Statement of Angela Canterbury, Director of Public Policy,
Project On Government Oversight
We are very pleased that the Senate Select Committee on Intelligence has approved protections for national security and intelligence community whistleblowers in the Intelligence Authorization Act for Fiscal Year 2014. Today, these workers must rely upon an unproven framework of protections recently mandated by President Obama. The reforms the Committee proposes would provide for the first time specific statutory protections for those who hold security clearances and have access to classified information.
The protections are very similar to those the Senate passed by unanimous consent last year, only to be blocked in the end by House Intelligence Committee Chairman Rep. Mike Rogers (R-Mich.). We hope that given the recent high-profile leaks of classified information, Chairman Rogers will reconsider his position and make it safe to use legal channels to disclose waste, fraud and abuse in our intelligence activities.
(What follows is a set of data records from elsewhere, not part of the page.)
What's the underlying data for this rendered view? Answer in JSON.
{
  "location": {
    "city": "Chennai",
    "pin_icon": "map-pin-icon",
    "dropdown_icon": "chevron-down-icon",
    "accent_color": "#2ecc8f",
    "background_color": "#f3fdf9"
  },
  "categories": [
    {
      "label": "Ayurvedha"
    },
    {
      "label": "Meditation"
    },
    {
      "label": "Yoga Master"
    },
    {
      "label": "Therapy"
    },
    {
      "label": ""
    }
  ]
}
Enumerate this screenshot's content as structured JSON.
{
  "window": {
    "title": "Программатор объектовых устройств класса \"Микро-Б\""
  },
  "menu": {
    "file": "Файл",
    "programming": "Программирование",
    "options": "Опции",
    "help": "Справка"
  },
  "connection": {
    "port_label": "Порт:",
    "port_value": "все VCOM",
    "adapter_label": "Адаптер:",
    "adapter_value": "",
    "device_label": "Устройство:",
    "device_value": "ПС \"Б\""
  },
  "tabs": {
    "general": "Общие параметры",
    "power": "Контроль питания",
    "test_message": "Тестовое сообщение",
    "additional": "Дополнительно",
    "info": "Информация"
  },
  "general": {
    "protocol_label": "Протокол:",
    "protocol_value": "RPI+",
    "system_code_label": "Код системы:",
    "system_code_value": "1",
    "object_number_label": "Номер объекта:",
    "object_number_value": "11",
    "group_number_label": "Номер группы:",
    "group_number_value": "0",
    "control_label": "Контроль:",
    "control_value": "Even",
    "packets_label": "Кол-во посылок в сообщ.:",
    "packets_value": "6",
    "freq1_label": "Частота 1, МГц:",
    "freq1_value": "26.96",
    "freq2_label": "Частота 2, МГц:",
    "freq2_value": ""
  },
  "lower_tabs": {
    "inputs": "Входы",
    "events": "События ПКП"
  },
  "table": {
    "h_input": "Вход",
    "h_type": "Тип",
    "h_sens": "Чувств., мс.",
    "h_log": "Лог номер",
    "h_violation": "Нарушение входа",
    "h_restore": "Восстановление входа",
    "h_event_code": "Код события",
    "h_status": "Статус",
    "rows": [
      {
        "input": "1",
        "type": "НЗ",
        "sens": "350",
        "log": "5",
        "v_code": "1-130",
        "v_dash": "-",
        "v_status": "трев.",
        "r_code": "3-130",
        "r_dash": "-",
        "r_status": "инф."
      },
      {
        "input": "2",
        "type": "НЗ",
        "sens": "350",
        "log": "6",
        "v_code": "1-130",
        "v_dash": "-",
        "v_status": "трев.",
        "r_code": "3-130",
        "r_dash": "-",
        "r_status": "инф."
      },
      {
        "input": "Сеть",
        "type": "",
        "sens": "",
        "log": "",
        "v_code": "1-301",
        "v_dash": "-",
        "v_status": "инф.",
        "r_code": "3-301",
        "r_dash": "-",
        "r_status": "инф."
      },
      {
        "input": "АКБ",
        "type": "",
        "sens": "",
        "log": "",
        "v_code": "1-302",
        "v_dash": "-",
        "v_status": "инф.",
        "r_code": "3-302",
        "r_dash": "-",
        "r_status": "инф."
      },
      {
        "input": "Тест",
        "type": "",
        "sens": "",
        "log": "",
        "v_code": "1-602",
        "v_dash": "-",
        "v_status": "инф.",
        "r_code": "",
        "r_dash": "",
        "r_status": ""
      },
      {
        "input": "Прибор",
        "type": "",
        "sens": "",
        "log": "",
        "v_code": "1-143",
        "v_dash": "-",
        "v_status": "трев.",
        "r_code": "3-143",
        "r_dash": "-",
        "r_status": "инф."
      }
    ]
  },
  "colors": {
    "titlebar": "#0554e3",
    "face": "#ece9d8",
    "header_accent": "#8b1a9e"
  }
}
We are very grateful for the leadership of Sens. Susan Collins (R-Maine) and Ron Wyden (D-Ore.) in championing these whistleblower protections. While the Committee did not include all of the reforms the Collins and Wyden proposed, the protections in the bill will be landmark if they become law. We will continue to work with these committed senators and their staff to strengthen the reforms as the legislation advances. We must at least ensure that the protections available now are not weakened.
But there are other much-needed reforms to the status quo. In particular, we must protect all disclosures to Congress—not just those made to the Intelligence Committees. There must be far more independence in the review of both the wrongdoing disclosed and retaliation alleged. Also, it would be irresponsible to continue to deny the half a million contractors with security clearances the protections they need for legal disclosures of classified information.
If Congress wants to prevent leaks, it has to effectively reduce the risks for blowing the whistle legally.
Founded in 1981, the Project On Government Oversight (POGO) is a nonpartisan independent watchdog that champions good government reforms. POGO’s investigations into corruption, misconduct, and conflicts of interest achieve a more effective, accountable, open, and ethical federal government.